### PROBLEM TO SOLVE
Copy out the data in full and exactly, passing over the pictures.

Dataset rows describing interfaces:
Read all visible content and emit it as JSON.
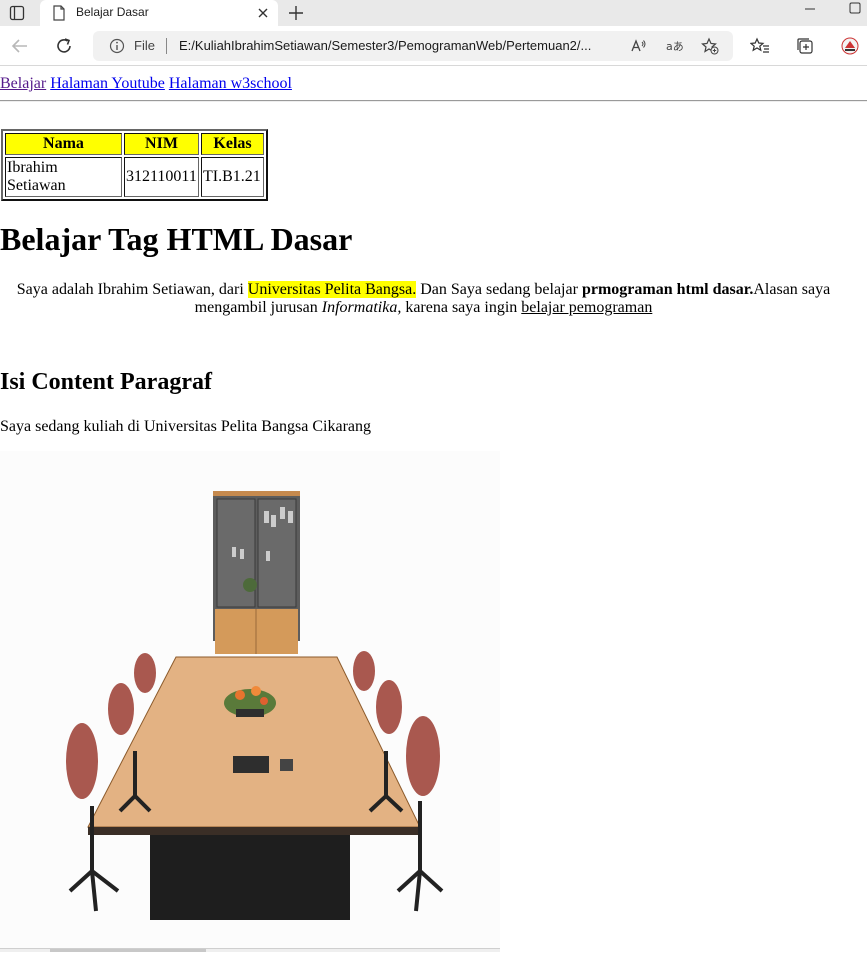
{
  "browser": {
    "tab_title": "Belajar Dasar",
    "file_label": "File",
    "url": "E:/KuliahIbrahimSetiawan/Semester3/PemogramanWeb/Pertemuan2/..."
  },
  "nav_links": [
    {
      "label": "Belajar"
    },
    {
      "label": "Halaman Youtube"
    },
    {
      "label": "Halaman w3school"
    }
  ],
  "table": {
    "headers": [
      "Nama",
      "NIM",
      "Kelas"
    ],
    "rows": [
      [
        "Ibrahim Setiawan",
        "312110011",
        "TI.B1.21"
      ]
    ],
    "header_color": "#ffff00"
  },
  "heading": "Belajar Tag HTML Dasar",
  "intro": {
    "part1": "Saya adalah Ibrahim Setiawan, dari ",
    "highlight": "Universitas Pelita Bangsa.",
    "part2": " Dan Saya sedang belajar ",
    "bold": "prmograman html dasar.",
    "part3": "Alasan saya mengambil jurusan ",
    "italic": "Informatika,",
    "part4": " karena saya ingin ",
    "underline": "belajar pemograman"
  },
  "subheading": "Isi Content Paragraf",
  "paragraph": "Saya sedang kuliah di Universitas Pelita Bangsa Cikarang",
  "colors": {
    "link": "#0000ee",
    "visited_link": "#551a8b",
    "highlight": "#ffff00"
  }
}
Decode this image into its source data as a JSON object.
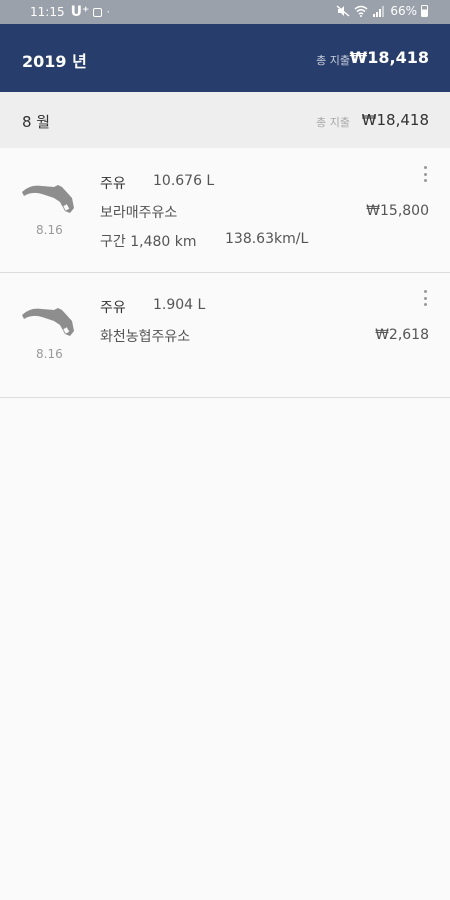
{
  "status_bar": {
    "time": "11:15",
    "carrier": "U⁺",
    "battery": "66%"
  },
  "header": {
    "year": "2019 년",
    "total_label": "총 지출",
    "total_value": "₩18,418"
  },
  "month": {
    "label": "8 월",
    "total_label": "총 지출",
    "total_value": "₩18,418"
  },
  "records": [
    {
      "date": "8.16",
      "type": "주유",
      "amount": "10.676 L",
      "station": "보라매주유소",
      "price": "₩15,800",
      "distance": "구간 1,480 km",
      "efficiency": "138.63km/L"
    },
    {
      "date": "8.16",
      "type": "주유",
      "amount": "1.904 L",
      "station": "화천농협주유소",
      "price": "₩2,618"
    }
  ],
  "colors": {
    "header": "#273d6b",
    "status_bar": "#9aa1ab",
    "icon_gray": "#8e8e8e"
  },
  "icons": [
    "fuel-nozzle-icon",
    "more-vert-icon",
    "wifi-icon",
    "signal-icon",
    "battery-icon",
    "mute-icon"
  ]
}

### ANSWER FOR THIS EXERCISE
Read all visible content and emit it as JSON.
{
  "browser": {
    "tab_title": "Belajar Dasar",
    "file_label": "File",
    "url": "E:/KuliahIbrahimSetiawan/Semester3/PemogramanWeb/Pertemuan2/..."
  },
  "nav_links": [
    {
      "label": "Belajar"
    },
    {
      "label": "Halaman Youtube"
    },
    {
      "label": "Halaman w3school"
    }
  ],
  "table": {
    "headers": [
      "Nama",
      "NIM",
      "Kelas"
    ],
    "rows": [
      [
        "Ibrahim Setiawan",
        "312110011",
        "TI.B1.21"
      ]
    ],
    "header_color": "#ffff00"
  },
  "heading": "Belajar Tag HTML Dasar",
  "intro": {
    "part1": "Saya adalah Ibrahim Setiawan, dari ",
    "highlight": "Universitas Pelita Bangsa.",
    "part2": " Dan Saya sedang belajar ",
    "bold": "prmograman html dasar.",
    "part3": "Alasan saya mengambil jurusan ",
    "italic": "Informatika,",
    "part4": " karena saya ingin ",
    "underline": "belajar pemograman"
  },
  "subheading": "Isi Content Paragraf",
  "paragraph": "Saya sedang kuliah di Universitas Pelita Bangsa Cikarang",
  "colors": {
    "link": "#0000ee",
    "visited_link": "#551a8b",
    "highlight": "#ffff00"
  }
}
Decode this image into its source data as a JSON object.
{
  "status_bar": {
    "time": "11:15",
    "carrier": "U⁺",
    "battery": "66%"
  },
  "header": {
    "year": "2019 년",
    "total_label": "총 지출",
    "total_value": "₩18,418"
  },
  "month": {
    "label": "8 월",
    "total_label": "총 지출",
    "total_value": "₩18,418"
  },
  "records": [
    {
      "date": "8.16",
      "type": "주유",
      "amount": "10.676 L",
      "station": "보라매주유소",
      "price": "₩15,800",
      "distance": "구간 1,480 km",
      "efficiency": "138.63km/L"
    },
    {
      "date": "8.16",
      "type": "주유",
      "amount": "1.904 L",
      "station": "화천농협주유소",
      "price": "₩2,618"
    }
  ],
  "colors": {
    "header": "#273d6b",
    "status_bar": "#9aa1ab",
    "icon_gray": "#8e8e8e"
  },
  "icons": [
    "fuel-nozzle-icon",
    "more-vert-icon",
    "wifi-icon",
    "signal-icon",
    "battery-icon",
    "mute-icon"
  ]
}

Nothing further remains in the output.